* Exercise
Check each line of the listing for the string "going", then state how many lines have it. Only the number is wanted.

* Dataset records
- - - -

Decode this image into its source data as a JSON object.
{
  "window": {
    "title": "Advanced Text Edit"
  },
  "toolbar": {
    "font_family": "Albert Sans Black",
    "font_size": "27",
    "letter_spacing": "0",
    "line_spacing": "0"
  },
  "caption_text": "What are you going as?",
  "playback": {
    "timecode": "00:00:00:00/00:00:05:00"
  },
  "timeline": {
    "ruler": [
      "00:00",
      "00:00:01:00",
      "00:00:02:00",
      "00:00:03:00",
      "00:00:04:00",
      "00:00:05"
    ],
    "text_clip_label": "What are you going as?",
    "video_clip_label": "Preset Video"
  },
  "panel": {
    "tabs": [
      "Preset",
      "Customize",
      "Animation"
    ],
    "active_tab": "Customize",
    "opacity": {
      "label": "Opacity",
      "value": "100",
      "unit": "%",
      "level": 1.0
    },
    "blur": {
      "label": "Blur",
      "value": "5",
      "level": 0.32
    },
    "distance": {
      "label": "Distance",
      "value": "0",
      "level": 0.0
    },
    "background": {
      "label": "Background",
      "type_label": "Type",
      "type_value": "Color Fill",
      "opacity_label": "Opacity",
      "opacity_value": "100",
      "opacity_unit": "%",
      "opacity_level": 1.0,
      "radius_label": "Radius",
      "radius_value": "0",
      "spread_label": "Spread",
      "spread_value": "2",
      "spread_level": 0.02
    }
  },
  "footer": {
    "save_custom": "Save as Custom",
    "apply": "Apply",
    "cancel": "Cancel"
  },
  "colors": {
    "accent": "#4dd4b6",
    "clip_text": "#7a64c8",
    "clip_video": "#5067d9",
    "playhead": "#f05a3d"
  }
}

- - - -

* Completed exercise
2